There is no medical evidence to support the popular misconception that dairy foods can trigger asthma attacks, or that cutting out milk and other dairy products will alleviate asthma symptoms among sufferers. According to a recent Australian survey, however, 14% of GPs share the unfounded popular phobias about dairy products, 30% are confused and over half, even when they know the real facts, continue to "hedge their bets" by advising patients to use dietary modifications to treat asthma.
The National Asthma Campaign in Australia has warned that cutting out dairy foods is potentially harmful, particularly in young children, as these are the main source of calcium and a major source of riboflavin, protein and other vitamins in their diet. By advising patients to avoid these products, misguided GPs are putting them at risk of malnutrition and osteoporosis.
It is hard nowadays to find a food product that has not been the subject of a health scare, or 'linked' to a deadly disease, or branded carcinogen-of-the-week by six newspapers in search of a headline – and milk has for some time been a fashionable taboo-food among the chattering classes who define themselves through their imaginary allergies. One would hope, however, that GPs would have more sense than to believe everything they read in the papers, or everything they hear at dinner parties.

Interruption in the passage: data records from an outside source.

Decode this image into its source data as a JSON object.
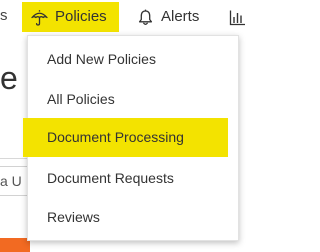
{
  "nav": {
    "partial_left_text": "s",
    "tabs": [
      {
        "label": "Policies",
        "icon": "umbrella-icon",
        "active": true
      },
      {
        "label": "Alerts",
        "icon": "bell-icon",
        "active": false
      },
      {
        "label": "",
        "icon": "bar-chart-icon",
        "active": false
      }
    ]
  },
  "background": {
    "heading_fragment": "e",
    "input_fragment": "a U"
  },
  "menu": {
    "items": [
      {
        "label": "Add New Policies"
      },
      {
        "label": "All Policies"
      },
      {
        "label": "Document Processing",
        "highlighted": true
      },
      {
        "label": "Document Requests"
      },
      {
        "label": "Reviews"
      }
    ]
  },
  "colors": {
    "highlight": "#f3e300",
    "accent_orange": "#f26a22",
    "text": "#333333"
  }
}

Unfortunately, it seems that many Australian GPs have succumbed to 'riskfactorphobia' – overreaction to health scares and warnings, resulting in fear, anxiety and attempts to follow contradictory or misguided advice. Riskfactorphobia is a common side effect of health scares, potentially damaging but at least understandable in laypersons with little knowledge of science, but seriously worrying when encountered among the medical profession.